1 player 

Last Bronx
Grade: A-
Publisher: Sega (1997)
Reviewed: 2004/3/31
Rating: Teen

screenshotAs Sega's weapon-oriented 3D fighter, Last Bronx plays much like Fighting Vipers, only without all the chunky armor and ugly walls. After playing all of the 3D Saturn fighters in succession, I can say with confidence that Last Bronx is easily the best looking and most enjoyable of the bunch. Each of the eight fighters wields a unique weapon, including nun-chucks, Billy clubs, sticks, and hammers. The well-animated fighters are fun to watch, and some matches resemble a well-choreographed Jackie Chan flick. The detailed, 3D graphics don't get much better than this on the Saturn, although the urban backgrounds aren't particularly interesting. The control is dead-on, and the anime introduction is far more fun to watch that the 3D rendered stuff in other games. With six modes and options to spare, Last Bronx is senseless violence at its best. © Copyright 2004 The Video Game Critic.
1 or 2 players 

Last Gladiators Digital Pinball
Grade: D
Publisher: Kaze (1995)
Reviewed: 2012/1/25
Rating: Kids to Adults
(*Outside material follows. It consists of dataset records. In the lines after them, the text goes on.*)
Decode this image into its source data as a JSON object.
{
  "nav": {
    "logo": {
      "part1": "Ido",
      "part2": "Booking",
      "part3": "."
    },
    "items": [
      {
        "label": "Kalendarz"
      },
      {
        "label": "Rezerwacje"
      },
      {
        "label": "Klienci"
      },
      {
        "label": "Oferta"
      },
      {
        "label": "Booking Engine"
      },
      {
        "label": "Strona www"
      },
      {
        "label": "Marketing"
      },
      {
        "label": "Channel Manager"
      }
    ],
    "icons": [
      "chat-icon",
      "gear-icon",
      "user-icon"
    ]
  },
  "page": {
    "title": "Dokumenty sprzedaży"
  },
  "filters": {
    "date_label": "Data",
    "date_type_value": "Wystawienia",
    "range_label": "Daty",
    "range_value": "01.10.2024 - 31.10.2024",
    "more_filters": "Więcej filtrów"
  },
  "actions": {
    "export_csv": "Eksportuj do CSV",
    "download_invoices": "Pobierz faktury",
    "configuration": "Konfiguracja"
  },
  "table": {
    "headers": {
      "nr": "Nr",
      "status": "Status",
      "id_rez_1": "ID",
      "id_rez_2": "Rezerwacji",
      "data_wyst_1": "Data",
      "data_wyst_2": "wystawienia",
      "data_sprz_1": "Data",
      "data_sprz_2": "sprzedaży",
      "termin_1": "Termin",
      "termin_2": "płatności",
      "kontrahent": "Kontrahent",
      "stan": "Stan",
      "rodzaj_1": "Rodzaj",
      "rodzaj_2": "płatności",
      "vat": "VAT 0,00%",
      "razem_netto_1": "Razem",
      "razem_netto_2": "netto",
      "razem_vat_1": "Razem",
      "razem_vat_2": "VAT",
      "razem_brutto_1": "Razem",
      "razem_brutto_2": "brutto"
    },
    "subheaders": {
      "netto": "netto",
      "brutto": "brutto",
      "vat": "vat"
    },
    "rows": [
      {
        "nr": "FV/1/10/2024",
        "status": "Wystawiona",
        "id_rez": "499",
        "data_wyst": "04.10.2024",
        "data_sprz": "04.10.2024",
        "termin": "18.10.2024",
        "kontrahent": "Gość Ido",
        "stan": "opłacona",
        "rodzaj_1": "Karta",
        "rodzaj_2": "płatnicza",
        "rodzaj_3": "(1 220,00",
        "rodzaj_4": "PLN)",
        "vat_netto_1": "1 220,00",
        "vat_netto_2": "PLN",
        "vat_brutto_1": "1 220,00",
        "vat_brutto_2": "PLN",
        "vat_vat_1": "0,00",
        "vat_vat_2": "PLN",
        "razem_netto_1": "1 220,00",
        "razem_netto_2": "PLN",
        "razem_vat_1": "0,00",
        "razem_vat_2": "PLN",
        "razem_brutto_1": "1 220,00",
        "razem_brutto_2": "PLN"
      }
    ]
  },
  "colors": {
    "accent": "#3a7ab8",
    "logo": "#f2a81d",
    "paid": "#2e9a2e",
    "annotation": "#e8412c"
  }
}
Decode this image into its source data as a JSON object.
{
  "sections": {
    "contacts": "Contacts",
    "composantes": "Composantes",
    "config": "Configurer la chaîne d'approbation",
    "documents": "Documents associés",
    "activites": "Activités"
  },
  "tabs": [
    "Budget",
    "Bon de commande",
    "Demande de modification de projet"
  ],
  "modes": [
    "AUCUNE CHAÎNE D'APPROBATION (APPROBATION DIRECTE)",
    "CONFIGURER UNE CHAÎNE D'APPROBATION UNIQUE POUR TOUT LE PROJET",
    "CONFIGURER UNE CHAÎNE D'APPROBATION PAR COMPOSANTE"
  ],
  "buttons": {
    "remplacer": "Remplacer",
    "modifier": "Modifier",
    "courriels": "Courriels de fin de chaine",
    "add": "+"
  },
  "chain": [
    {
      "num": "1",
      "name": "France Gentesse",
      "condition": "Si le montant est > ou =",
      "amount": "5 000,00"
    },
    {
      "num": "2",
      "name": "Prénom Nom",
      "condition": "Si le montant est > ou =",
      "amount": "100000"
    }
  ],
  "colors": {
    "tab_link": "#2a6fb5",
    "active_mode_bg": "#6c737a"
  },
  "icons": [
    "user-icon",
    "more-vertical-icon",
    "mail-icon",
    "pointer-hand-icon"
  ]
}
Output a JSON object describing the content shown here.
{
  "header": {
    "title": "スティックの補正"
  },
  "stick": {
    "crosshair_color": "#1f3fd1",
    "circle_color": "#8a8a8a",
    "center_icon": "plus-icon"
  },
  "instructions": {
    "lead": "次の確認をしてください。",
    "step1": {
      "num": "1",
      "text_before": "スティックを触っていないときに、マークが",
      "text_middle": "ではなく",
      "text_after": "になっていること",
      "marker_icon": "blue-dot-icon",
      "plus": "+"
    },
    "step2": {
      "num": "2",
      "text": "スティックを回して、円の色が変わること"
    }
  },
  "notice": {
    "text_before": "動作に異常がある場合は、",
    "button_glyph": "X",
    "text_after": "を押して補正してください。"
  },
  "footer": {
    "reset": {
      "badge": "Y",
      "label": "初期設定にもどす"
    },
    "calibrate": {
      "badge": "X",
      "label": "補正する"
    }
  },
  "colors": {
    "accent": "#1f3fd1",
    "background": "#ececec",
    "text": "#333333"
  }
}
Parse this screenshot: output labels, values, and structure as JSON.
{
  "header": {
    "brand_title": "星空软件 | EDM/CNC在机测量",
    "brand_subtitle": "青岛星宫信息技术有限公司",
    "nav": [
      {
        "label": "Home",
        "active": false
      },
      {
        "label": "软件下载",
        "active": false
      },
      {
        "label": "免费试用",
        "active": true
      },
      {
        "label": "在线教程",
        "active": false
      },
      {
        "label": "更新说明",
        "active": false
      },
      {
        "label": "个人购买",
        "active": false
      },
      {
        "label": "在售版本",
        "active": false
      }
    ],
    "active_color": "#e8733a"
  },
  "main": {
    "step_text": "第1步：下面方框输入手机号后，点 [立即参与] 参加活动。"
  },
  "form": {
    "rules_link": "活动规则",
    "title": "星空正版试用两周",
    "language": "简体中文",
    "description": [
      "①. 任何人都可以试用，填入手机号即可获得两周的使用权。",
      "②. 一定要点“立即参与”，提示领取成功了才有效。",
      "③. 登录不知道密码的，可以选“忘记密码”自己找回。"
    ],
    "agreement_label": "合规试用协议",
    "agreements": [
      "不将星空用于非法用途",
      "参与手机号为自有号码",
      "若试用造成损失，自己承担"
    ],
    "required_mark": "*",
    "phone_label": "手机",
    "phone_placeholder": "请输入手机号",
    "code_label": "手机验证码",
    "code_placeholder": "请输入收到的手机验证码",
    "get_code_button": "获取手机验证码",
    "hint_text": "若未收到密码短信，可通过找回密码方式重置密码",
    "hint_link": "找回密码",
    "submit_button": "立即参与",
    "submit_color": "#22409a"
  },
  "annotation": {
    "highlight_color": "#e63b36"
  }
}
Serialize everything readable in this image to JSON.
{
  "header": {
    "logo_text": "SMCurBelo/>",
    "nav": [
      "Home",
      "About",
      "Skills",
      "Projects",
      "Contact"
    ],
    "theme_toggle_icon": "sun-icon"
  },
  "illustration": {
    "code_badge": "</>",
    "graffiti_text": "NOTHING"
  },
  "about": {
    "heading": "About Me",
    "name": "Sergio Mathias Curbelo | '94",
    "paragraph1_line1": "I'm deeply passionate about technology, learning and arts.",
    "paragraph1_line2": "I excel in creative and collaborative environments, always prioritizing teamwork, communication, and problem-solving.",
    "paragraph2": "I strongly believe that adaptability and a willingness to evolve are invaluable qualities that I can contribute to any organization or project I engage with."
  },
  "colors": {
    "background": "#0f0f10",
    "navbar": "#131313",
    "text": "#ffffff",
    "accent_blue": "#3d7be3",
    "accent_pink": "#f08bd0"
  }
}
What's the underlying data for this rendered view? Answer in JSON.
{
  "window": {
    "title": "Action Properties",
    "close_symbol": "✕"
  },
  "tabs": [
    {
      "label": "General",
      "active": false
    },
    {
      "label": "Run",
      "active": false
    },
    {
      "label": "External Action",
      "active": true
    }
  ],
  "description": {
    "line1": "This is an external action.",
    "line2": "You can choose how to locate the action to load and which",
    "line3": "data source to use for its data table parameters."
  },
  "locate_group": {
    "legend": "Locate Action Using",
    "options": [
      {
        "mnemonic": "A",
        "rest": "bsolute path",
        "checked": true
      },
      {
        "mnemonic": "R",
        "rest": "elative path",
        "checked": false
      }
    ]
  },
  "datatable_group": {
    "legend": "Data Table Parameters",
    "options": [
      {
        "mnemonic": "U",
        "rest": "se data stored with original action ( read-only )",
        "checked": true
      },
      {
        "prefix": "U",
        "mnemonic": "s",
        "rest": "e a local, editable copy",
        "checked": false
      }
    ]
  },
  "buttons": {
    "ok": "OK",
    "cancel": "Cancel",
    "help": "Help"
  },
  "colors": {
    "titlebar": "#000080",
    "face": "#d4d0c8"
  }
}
screenshotThis game begins with footage of live actors posing in gladiator outfits as 80's hair-band music blares in the background. No, Last Gladiators has not aged well. The best part is how you can select between four tables, each with a medieval combat theme. I happen to be a big pinball fan so I was willing to give this a fair shot. The tables look sharp but their designs are pretty unimaginative, and what's up with the limited color palette? It's hard to make out the details of the table, and those lights are impossible to read. There aren't many targets to shoot for, and it's easy to nail the same one again and again. The flippers are responsive, but there's no plunger control. You can nudge the table by hitting the shoulder buttons. The physics is a little funky, and it's not uncommon to see the ball come to a complete stop - something unheard of in real pinball. The best part of the game is the frenetic multi-ball modes. Monochromatic animations do a nice job of emulating the LED display of real pinball games, but in general it's hard to tell what's going on. The game tries to offer hints via pop-up boxes, but they often obstruct your view. The digitized voices sound murky and the non-stop guitar becomes mind-numbing after a while. High scores are recorded for each table. Last Gladiators will mainly interest pinball fans, and even they may find it hard to get excited about this. © Copyright 2012 The Video Game Critic.
Our high score: 1,255,000
1 player 


Select new range: [Previous] [A-C] [D-E] F-L [M-R] [S] [T-Z] [Next]

Screen shots courtesy of Shinforce, Games Database, Video Game Museum, GameSpot, Rotten Tomatoes, Racket Boy, GameFAQs.com, Old Games News, Hardcore Gaming 101, IGN.com

Back to Top
Saturn index
Return to Main Page